WHAT THE TASK REQUIRES
From the first line to the last, write out the listing exactly.

RECORDS
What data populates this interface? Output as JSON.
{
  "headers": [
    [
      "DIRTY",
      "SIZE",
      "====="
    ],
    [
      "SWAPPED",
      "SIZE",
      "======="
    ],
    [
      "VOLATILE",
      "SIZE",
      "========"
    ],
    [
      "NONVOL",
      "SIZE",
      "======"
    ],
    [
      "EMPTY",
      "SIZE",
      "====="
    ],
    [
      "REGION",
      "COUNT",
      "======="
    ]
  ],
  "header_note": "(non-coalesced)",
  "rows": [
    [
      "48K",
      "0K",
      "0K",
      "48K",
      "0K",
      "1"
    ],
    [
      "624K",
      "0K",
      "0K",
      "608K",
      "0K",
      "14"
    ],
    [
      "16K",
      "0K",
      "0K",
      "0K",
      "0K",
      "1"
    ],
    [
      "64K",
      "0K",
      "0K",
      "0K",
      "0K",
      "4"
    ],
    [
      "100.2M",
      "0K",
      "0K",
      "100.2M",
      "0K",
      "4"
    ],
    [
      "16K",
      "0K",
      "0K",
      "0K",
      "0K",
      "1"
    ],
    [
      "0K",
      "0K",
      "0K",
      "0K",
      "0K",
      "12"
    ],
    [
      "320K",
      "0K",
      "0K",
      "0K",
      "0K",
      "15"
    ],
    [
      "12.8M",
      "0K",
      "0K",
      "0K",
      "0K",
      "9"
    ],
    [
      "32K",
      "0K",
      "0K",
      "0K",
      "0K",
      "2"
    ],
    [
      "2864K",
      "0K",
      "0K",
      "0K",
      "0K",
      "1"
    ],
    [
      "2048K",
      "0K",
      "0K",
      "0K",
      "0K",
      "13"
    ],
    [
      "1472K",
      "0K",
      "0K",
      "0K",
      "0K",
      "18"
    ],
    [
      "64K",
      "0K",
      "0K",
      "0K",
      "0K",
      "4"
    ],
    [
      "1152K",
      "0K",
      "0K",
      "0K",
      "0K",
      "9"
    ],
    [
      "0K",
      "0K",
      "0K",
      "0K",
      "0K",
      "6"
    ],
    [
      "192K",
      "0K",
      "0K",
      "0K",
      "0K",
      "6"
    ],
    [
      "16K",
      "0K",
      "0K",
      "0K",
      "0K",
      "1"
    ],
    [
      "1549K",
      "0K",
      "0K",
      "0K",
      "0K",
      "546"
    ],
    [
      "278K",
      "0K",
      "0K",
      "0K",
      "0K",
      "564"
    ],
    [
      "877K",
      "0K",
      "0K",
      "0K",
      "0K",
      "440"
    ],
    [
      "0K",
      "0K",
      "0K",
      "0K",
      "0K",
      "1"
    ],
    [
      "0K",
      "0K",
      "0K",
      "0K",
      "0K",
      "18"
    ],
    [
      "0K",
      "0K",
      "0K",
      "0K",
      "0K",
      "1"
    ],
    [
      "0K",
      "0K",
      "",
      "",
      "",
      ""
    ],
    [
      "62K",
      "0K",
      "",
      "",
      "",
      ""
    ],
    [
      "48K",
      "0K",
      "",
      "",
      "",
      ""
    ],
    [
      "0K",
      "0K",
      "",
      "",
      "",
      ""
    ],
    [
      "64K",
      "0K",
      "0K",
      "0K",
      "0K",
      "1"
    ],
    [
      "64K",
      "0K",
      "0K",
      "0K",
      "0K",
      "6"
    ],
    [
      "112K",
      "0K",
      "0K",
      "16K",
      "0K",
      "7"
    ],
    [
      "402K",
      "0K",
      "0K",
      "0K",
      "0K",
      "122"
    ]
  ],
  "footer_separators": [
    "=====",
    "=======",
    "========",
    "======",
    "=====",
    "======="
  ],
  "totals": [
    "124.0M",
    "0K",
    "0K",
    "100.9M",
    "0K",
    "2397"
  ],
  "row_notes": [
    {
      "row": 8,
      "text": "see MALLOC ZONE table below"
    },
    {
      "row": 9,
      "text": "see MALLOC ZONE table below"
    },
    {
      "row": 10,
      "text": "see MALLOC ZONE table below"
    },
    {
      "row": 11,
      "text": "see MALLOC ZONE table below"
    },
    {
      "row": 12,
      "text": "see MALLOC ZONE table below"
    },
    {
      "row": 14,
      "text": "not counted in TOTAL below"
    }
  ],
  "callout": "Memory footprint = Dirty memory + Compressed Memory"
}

WRITTEN ANSWER
What data populates this interface? Output as JSON.
{
  "headers": [
    [
      "DIRTY",
      "SIZE",
      "====="
    ],
    [
      "SWAPPED",
      "SIZE",
      "======="
    ],
    [
      "VOLATILE",
      "SIZE",
      "========"
    ],
    [
      "NONVOL",
      "SIZE",
      "======"
    ],
    [
      "EMPTY",
      "SIZE",
      "====="
    ],
    [
      "REGION",
      "COUNT",
      "======="
    ]
  ],
  "header_note": "(non-coalesced)",
  "rows": [
    [
      "48K",
      "0K",
      "0K",
      "48K",
      "0K",
      "1"
    ],
    [
      "624K",
      "0K",
      "0K",
      "608K",
      "0K",
      "14"
    ],
    [
      "16K",
      "0K",
      "0K",
      "0K",
      "0K",
      "1"
    ],
    [
      "64K",
      "0K",
      "0K",
      "0K",
      "0K",
      "4"
    ],
    [
      "100.2M",
      "0K",
      "0K",
      "100.2M",
      "0K",
      "4"
    ],
    [
      "16K",
      "0K",
      "0K",
      "0K",
      "0K",
      "1"
    ],
    [
      "0K",
      "0K",
      "0K",
      "0K",
      "0K",
      "12"
    ],
    [
      "320K",
      "0K",
      "0K",
      "0K",
      "0K",
      "15"
    ],
    [
      "12.8M",
      "0K",
      "0K",
      "0K",
      "0K",
      "9"
    ],
    [
      "32K",
      "0K",
      "0K",
      "0K",
      "0K",
      "2"
    ],
    [
      "2864K",
      "0K",
      "0K",
      "0K",
      "0K",
      "1"
    ],
    [
      "2048K",
      "0K",
      "0K",
      "0K",
      "0K",
      "13"
    ],
    [
      "1472K",
      "0K",
      "0K",
      "0K",
      "0K",
      "18"
    ],
    [
      "64K",
      "0K",
      "0K",
      "0K",
      "0K",
      "4"
    ],
    [
      "1152K",
      "0K",
      "0K",
      "0K",
      "0K",
      "9"
    ],
    [
      "0K",
      "0K",
      "0K",
      "0K",
      "0K",
      "6"
    ],
    [
      "192K",
      "0K",
      "0K",
      "0K",
      "0K",
      "6"
    ],
    [
      "16K",
      "0K",
      "0K",
      "0K",
      "0K",
      "1"
    ],
    [
      "1549K",
      "0K",
      "0K",
      "0K",
      "0K",
      "546"
    ],
    [
      "278K",
      "0K",
      "0K",
      "0K",
      "0K",
      "564"
    ],
    [
      "877K",
      "0K",
      "0K",
      "0K",
      "0K",
      "440"
    ],
    [
      "0K",
      "0K",
      "0K",
      "0K",
      "0K",
      "1"
    ],
    [
      "0K",
      "0K",
      "0K",
      "0K",
      "0K",
      "18"
    ],
    [
      "0K",
      "0K",
      "0K",
      "0K",
      "0K",
      "1"
    ],
    [
      "0K",
      "0K",
      "",
      "",
      "",
      ""
    ],
    [
      "62K",
      "0K",
      "",
      "",
      "",
      ""
    ],
    [
      "48K",
      "0K",
      "",
      "",
      "",
      ""
    ],
    [
      "0K",
      "0K",
      "",
      "",
      "",
      ""
    ],
    [
      "64K",
      "0K",
      "0K",
      "0K",
      "0K",
      "1"
    ],
    [
      "64K",
      "0K",
      "0K",
      "0K",
      "0K",
      "6"
    ],
    [
      "112K",
      "0K",
      "0K",
      "16K",
      "0K",
      "7"
    ],
    [
      "402K",
      "0K",
      "0K",
      "0K",
      "0K",
      "122"
    ]
  ],
  "footer_separators": [
    "=====",
    "=======",
    "========",
    "======",
    "=====",
    "======="
  ],
  "totals": [
    "124.0M",
    "0K",
    "0K",
    "100.9M",
    "0K",
    "2397"
  ],
  "row_notes": [
    {
      "row": 8,
      "text": "see MALLOC ZONE table below"
    },
    {
      "row": 9,
      "text": "see MALLOC ZONE table below"
    },
    {
      "row": 10,
      "text": "see MALLOC ZONE table below"
    },
    {
      "row": 11,
      "text": "see MALLOC ZONE table below"
    },
    {
      "row": 12,
      "text": "see MALLOC ZONE table below"
    },
    {
      "row": 14,
      "text": "not counted in TOTAL below"
    }
  ],
  "callout": "Memory footprint = Dirty memory + Compressed Memory"
}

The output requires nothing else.